Articles online

Seasonal Variations in PM2.5-induced Oxidative Stress and Up-regulation of Pro-inflammatory Mediators

Category: Air Pollution and Health Effects

Article In Press
DOI: 10.4209/aaqr.2019.06.0288

Export Citation:  RIS | BibTeX

To cite this article:
Li, J., Liu, Y., An, Z., Li, W., Zeng, X., Li, H., Jiang, J., Song, J. and Wu, W. (2020). Seasonal Variations in PM2.5-induced Oxidative Stress and Up-regulation of Pro-inflammatory Mediators. Aerosol Air Qual.
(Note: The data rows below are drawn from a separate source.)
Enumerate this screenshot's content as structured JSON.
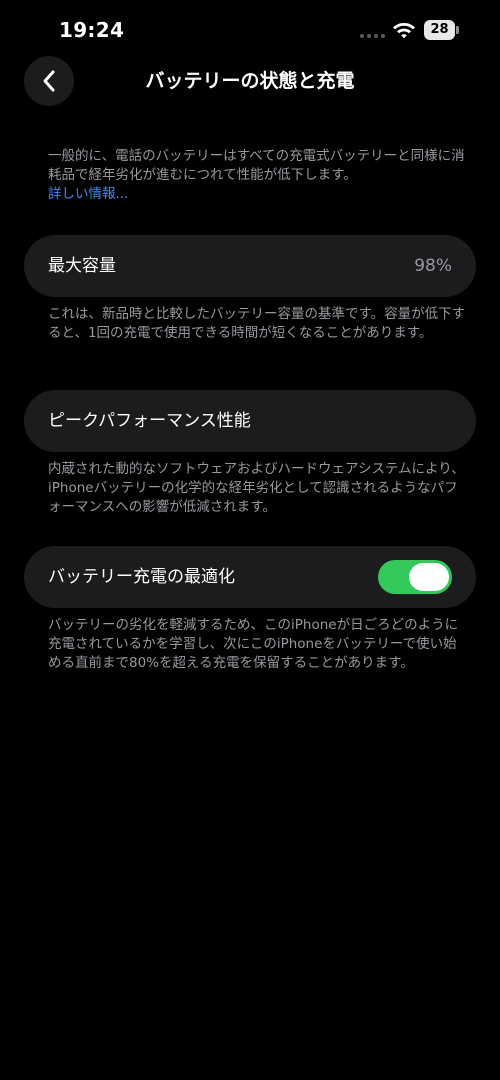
{
  "status_bar": {
    "time": "19:24",
    "battery_level": "28",
    "wifi_icon": "wifi-icon",
    "signal_icon": "cellular-signal-icon",
    "battery_icon": "battery-icon"
  },
  "nav": {
    "back_icon": "chevron-left-icon",
    "title": "バッテリーの状態と充電"
  },
  "intro": {
    "text": "一般的に、電話のバッテリーはすべての充電式バッテリーと同様に消耗品で経年劣化が進むにつれて性能が低下します。",
    "link": "詳しい情報..."
  },
  "max_capacity": {
    "label": "最大容量",
    "value": "98%",
    "description": "これは、新品時と比較したバッテリー容量の基準です。容量が低下すると、1回の充電で使用できる時間が短くなることがあります。"
  },
  "peak_performance": {
    "label": "ピークパフォーマンス性能",
    "description": "内蔵された動的なソフトウェアおよびハードウェアシステムにより、iPhoneバッテリーの化学的な経年劣化として認識されるようなパフォーマンスへの影響が低減されます。"
  },
  "optimized_charging": {
    "label": "バッテリー充電の最適化",
    "enabled": true,
    "description": "バッテリーの劣化を軽減するため、このiPhoneが日ごろどのように充電されているかを学習し、次にこのiPhoneをバッテリーで使い始める直前まで80%を超える充電を保留することがあります。"
  },
  "colors": {
    "background": "#000000",
    "card": "#1c1c1e",
    "secondary_text": "#98989f",
    "link": "#3a8bf5",
    "toggle_on": "#34c759"
  }
}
Res., doi: 10.4209/aaqr.2019.06.0288.

Juan Li, Yingying Liu, Zhen An, Wen Li, Xiang Zeng, Huijun Li, Jing Jiang, Jie Song, Weidong Wu
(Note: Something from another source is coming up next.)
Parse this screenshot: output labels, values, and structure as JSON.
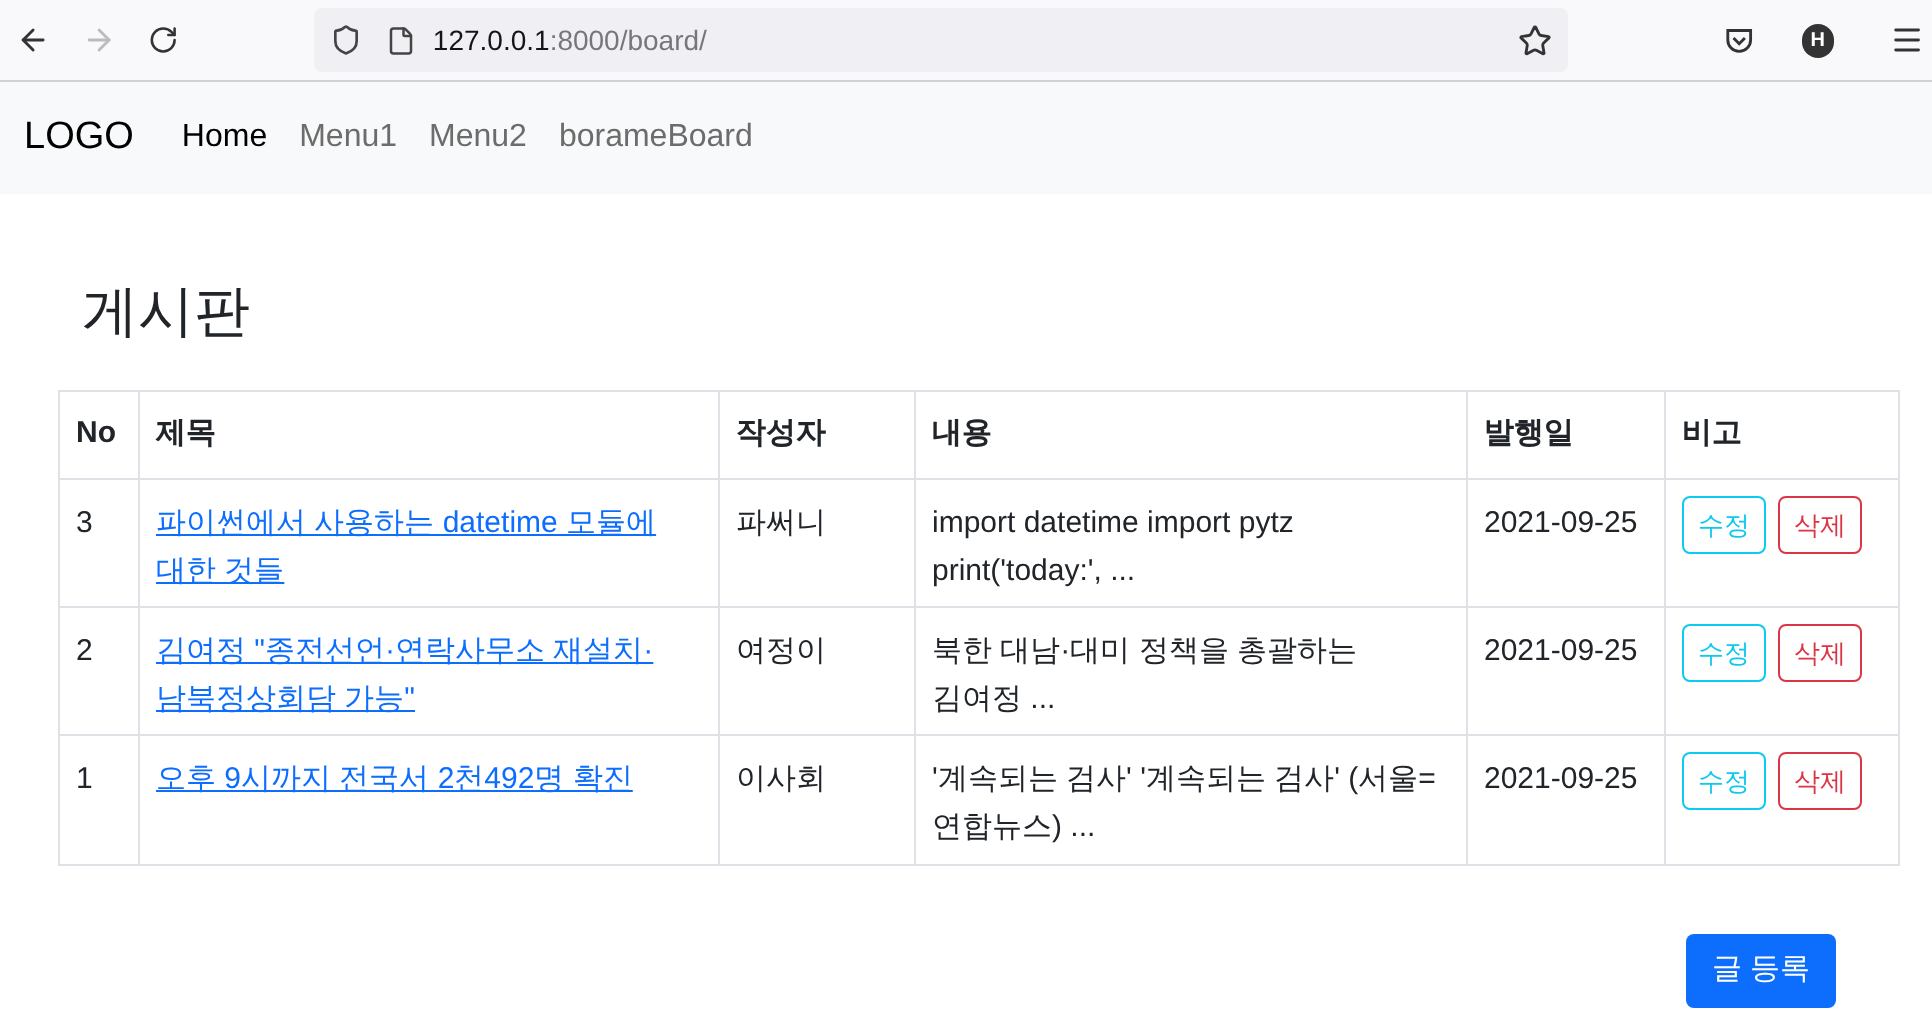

  • International Collaborative Laboratory for Air Pollution Health Effects and Intervention, School of Public Health, Xinxiang Medical University, Xinxiang, Henan 453003, China


  • PM2.5 from different seasons own distinct composition.
  • The water-soluble composition of PM2.5 showed seasonal variations.
  • PM2.5 -induced oxidative stress and subsequent production of pro-inflammatory mediators varies with season.


Inhaling particulate matter with an aerodynamic diameter of ≤ 2.5 µm (PM2.5) has been demonstrated to induce season-dependent adverse health effects. As inflammation and oxidative stress play a critical role in PM2.5-induced health effects, this study used a human monocytic cell line, THP-1, to investigate whether the PM2.5-induced oxidative stress and pro-inflammatory response varied by season. PM2.5 was collected during April (spring), July (summer), September (fall) and December (winter) of 2014. The cytotoxicity was assessed with a lactate dehydrogenase (LDH) release assay. The levels of pro-inflammatory mediators, including tumor necrosis factor (TNF-α) and interleukin-1β (IL-1β), were measured with ELISA, and the reactive oxygen species (ROS) were identified with flow cytometry. Sulforaphane (SFN), an antioxidant, was used to determine whether ROS regulated the PM2.5-induced expression of pro-inflammatory mediators. The PM2.5 from winter exhibited the highest potency in inducing cytotoxicity as well as the production of TNF-α and IL-1β from THP-1 cells; the same was true for ROS production. Further experiments demonstrated that pretreating THP-1 cells with SFN markedly mitigated the winter-PM2.5-induced release of TNF-α and IL-1β. Composition analysis revealed that the PM2.5 contained higher levels of anions (NO3 and SO42–) and water-soluble metals (Al, Ca, Mg, Zn and Cr) during summer and winter than spring and fall. In summary, PM2.5-induced oxidative stress and the subsequent production of pro-inflammatory mediators vary by season.


PM2.5 THP-1 cells Cytotoxicity Oxidative stress Inflammation

Related Article

Serum Neurofilament Light Polypeptide is a Biomarker for Inflammation in Cerebrospinal Fluid Caused by Fine Particulate Matter

Ta-Chih Hsiao, Jungshan Chang, Jia-Yi Wang, Dean Wu, Kai-Jen Chuang, Jen-Kun Chen, Tsun-Jen Cheng, Hsiao-Chi Chuang